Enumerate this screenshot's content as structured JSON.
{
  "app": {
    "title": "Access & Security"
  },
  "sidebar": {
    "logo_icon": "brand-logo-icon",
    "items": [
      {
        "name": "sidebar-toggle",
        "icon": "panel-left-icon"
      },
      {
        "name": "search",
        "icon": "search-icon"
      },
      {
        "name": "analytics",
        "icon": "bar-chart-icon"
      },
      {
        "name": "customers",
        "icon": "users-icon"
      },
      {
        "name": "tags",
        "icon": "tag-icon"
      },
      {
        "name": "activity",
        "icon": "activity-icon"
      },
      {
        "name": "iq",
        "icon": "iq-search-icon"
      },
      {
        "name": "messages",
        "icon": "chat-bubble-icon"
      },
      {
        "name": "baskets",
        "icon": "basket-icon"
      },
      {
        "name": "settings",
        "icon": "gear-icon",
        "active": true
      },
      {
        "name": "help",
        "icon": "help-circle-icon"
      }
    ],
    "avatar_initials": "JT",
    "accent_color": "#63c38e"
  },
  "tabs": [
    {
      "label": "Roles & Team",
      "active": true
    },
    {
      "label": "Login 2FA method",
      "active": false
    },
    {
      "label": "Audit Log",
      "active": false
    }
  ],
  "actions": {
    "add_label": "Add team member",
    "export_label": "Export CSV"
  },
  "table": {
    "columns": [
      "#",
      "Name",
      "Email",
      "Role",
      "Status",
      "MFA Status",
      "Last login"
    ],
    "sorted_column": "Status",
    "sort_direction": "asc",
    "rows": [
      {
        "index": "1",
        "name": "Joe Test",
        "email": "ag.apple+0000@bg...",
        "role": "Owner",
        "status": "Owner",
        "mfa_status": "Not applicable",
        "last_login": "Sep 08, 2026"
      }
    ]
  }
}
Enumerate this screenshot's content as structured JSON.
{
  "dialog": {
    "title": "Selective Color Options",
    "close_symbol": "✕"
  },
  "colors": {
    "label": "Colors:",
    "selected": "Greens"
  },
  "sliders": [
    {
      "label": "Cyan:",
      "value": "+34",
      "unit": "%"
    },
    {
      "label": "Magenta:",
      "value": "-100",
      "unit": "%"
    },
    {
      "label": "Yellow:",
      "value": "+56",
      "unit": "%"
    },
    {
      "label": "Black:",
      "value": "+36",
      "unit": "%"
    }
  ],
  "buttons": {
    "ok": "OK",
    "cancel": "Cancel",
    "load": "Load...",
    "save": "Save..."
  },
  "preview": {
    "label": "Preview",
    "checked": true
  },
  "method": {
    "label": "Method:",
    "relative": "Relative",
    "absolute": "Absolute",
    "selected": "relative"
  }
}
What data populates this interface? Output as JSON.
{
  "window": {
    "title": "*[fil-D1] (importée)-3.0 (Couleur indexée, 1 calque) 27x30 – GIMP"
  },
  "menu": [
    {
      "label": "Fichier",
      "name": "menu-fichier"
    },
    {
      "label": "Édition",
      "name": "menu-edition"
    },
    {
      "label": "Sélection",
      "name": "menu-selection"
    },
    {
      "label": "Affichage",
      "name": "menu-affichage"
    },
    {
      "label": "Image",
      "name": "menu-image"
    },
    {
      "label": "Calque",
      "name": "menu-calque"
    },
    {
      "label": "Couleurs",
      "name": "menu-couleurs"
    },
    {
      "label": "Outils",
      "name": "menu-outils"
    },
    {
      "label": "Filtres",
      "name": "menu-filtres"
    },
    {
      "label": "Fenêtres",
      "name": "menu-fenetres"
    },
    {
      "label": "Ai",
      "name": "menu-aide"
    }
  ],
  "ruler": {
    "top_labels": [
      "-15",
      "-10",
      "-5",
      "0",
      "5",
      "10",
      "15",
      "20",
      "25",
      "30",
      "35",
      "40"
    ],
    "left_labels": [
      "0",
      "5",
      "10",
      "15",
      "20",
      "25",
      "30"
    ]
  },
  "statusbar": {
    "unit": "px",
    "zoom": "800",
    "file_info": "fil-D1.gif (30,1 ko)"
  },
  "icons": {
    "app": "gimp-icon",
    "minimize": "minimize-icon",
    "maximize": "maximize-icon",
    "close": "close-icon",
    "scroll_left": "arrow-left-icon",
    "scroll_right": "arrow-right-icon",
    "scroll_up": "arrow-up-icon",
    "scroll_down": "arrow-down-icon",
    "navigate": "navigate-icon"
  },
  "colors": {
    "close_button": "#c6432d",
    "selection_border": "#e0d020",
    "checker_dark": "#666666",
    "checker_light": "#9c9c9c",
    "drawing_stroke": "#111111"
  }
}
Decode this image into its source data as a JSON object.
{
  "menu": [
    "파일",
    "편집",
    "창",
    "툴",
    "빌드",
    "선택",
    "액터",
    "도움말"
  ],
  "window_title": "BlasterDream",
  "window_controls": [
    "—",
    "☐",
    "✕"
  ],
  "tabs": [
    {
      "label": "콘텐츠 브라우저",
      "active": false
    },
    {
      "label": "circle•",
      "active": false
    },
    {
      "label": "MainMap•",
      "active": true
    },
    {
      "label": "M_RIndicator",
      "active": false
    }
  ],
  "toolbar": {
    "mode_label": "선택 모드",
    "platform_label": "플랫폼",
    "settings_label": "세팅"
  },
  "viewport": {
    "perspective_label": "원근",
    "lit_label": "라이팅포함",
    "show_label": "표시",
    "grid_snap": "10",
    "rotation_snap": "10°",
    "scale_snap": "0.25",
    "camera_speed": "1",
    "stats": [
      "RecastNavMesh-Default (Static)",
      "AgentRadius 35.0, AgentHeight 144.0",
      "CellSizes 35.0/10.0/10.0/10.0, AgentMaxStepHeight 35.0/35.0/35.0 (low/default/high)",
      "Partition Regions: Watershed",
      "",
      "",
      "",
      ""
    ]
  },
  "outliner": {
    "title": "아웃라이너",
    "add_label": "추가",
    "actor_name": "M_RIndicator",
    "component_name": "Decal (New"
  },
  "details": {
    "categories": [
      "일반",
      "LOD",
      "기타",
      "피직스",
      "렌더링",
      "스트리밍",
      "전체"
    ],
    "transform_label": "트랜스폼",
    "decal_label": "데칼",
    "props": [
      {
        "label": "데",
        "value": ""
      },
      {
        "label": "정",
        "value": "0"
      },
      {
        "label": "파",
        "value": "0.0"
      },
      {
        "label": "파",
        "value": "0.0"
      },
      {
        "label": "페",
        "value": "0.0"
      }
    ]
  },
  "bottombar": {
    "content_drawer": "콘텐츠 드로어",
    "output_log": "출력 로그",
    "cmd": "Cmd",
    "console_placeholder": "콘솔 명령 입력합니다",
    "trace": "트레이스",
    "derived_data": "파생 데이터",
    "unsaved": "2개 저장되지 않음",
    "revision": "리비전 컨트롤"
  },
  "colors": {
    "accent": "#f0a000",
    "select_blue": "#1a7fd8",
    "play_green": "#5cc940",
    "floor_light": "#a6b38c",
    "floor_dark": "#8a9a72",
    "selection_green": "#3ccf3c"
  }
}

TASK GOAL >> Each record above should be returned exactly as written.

ANSWER BOX >>
Enumerate this screenshot's content as structured JSON.
{
  "app": {
    "title": "Access & Security"
  },
  "sidebar": {
    "logo_icon": "brand-logo-icon",
    "items": [
      {
        "name": "sidebar-toggle",
        "icon": "panel-left-icon"
      },
      {
        "name": "search",
        "icon": "search-icon"
      },
      {
        "name": "analytics",
        "icon": "bar-chart-icon"
      },
      {
        "name": "customers",
        "icon": "users-icon"
      },
      {
        "name": "tags",
        "icon": "tag-icon"
      },
      {
        "name": "activity",
        "icon": "activity-icon"
      },
      {
        "name": "iq",
        "icon": "iq-search-icon"
      },
      {
        "name": "messages",
        "icon": "chat-bubble-icon"
      },
      {
        "name": "baskets",
        "icon": "basket-icon"
      },
      {
        "name": "settings",
        "icon": "gear-icon",
        "active": true
      },
      {
        "name": "help",
        "icon": "help-circle-icon"
      }
    ],
    "avatar_initials": "JT",
    "accent_color": "#63c38e"
  },
  "tabs": [
    {
      "label": "Roles & Team",
      "active": true
    },
    {
      "label": "Login 2FA method",
      "active": false
    },
    {
      "label": "Audit Log",
      "active": false
    }
  ],
  "actions": {
    "add_label": "Add team member",
    "export_label": "Export CSV"
  },
  "table": {
    "columns": [
      "#",
      "Name",
      "Email",
      "Role",
      "Status",
      "MFA Status",
      "Last login"
    ],
    "sorted_column": "Status",
    "sort_direction": "asc",
    "rows": [
      {
        "index": "1",
        "name": "Joe Test",
        "email": "ag.apple+0000@bg...",
        "role": "Owner",
        "status": "Owner",
        "mfa_status": "Not applicable",
        "last_login": "Sep 08, 2026"
      }
    ]
  }
}
Enumerate this screenshot's content as structured JSON.
{
  "dialog": {
    "title": "Selective Color Options",
    "close_symbol": "✕"
  },
  "colors": {
    "label": "Colors:",
    "selected": "Greens"
  },
  "sliders": [
    {
      "label": "Cyan:",
      "value": "+34",
      "unit": "%"
    },
    {
      "label": "Magenta:",
      "value": "-100",
      "unit": "%"
    },
    {
      "label": "Yellow:",
      "value": "+56",
      "unit": "%"
    },
    {
      "label": "Black:",
      "value": "+36",
      "unit": "%"
    }
  ],
  "buttons": {
    "ok": "OK",
    "cancel": "Cancel",
    "load": "Load...",
    "save": "Save..."
  },
  "preview": {
    "label": "Preview",
    "checked": true
  },
  "method": {
    "label": "Method:",
    "relative": "Relative",
    "absolute": "Absolute",
    "selected": "relative"
  }
}
What data populates this interface? Output as JSON.
{
  "window": {
    "title": "*[fil-D1] (importée)-3.0 (Couleur indexée, 1 calque) 27x30 – GIMP"
  },
  "menu": [
    {
      "label": "Fichier",
      "name": "menu-fichier"
    },
    {
      "label": "Édition",
      "name": "menu-edition"
    },
    {
      "label": "Sélection",
      "name": "menu-selection"
    },
    {
      "label": "Affichage",
      "name": "menu-affichage"
    },
    {
      "label": "Image",
      "name": "menu-image"
    },
    {
      "label": "Calque",
      "name": "menu-calque"
    },
    {
      "label": "Couleurs",
      "name": "menu-couleurs"
    },
    {
      "label": "Outils",
      "name": "menu-outils"
    },
    {
      "label": "Filtres",
      "name": "menu-filtres"
    },
    {
      "label": "Fenêtres",
      "name": "menu-fenetres"
    },
    {
      "label": "Ai",
      "name": "menu-aide"
    }
  ],
  "ruler": {
    "top_labels": [
      "-15",
      "-10",
      "-5",
      "0",
      "5",
      "10",
      "15",
      "20",
      "25",
      "30",
      "35",
      "40"
    ],
    "left_labels": [
      "0",
      "5",
      "10",
      "15",
      "20",
      "25",
      "30"
    ]
  },
  "statusbar": {
    "unit": "px",
    "zoom": "800",
    "file_info": "fil-D1.gif (30,1 ko)"
  },
  "icons": {
    "app": "gimp-icon",
    "minimize": "minimize-icon",
    "maximize": "maximize-icon",
    "close": "close-icon",
    "scroll_left": "arrow-left-icon",
    "scroll_right": "arrow-right-icon",
    "scroll_up": "arrow-up-icon",
    "scroll_down": "arrow-down-icon",
    "navigate": "navigate-icon"
  },
  "colors": {
    "close_button": "#c6432d",
    "selection_border": "#e0d020",
    "checker_dark": "#666666",
    "checker_light": "#9c9c9c",
    "drawing_stroke": "#111111"
  }
}
Decode this image into its source data as a JSON object.
{
  "menu": [
    "파일",
    "편집",
    "창",
    "툴",
    "빌드",
    "선택",
    "액터",
    "도움말"
  ],
  "window_title": "BlasterDream",
  "window_controls": [
    "—",
    "☐",
    "✕"
  ],
  "tabs": [
    {
      "label": "콘텐츠 브라우저",
      "active": false
    },
    {
      "label": "circle•",
      "active": false
    },
    {
      "label": "MainMap•",
      "active": true
    },
    {
      "label": "M_RIndicator",
      "active": false
    }
  ],
  "toolbar": {
    "mode_label": "선택 모드",
    "platform_label": "플랫폼",
    "settings_label": "세팅"
  },
  "viewport": {
    "perspective_label": "원근",
    "lit_label": "라이팅포함",
    "show_label": "표시",
    "grid_snap": "10",
    "rotation_snap": "10°",
    "scale_snap": "0.25",
    "camera_speed": "1",
    "stats": [
      "RecastNavMesh-Default (Static)",
      "AgentRadius 35.0, AgentHeight 144.0",
      "CellSizes 35.0/10.0/10.0/10.0, AgentMaxStepHeight 35.0/35.0/35.0 (low/default/high)",
      "Partition Regions: Watershed",
      "",
      "",
      "",
      ""
    ]
  },
  "outliner": {
    "title": "아웃라이너",
    "add_label": "추가",
    "actor_name": "M_RIndicator",
    "component_name": "Decal (New"
  },
  "details": {
    "categories": [
      "일반",
      "LOD",
      "기타",
      "피직스",
      "렌더링",
      "스트리밍",
      "전체"
    ],
    "transform_label": "트랜스폼",
    "decal_label": "데칼",
    "props": [
      {
        "label": "데",
        "value": ""
      },
      {
        "label": "정",
        "value": "0"
      },
      {
        "label": "파",
        "value": "0.0"
      },
      {
        "label": "파",
        "value": "0.0"
      },
      {
        "label": "페",
        "value": "0.0"
      }
    ]
  },
  "bottombar": {
    "content_drawer": "콘텐츠 드로어",
    "output_log": "출력 로그",
    "cmd": "Cmd",
    "console_placeholder": "콘솔 명령 입력합니다",
    "trace": "트레이스",
    "derived_data": "파생 데이터",
    "unsaved": "2개 저장되지 않음",
    "revision": "리비전 컨트롤"
  },
  "colors": {
    "accent": "#f0a000",
    "select_blue": "#1a7fd8",
    "play_green": "#5cc940",
    "floor_light": "#a6b38c",
    "floor_dark": "#8a9a72",
    "selection_green": "#3ccf3c"
  }
}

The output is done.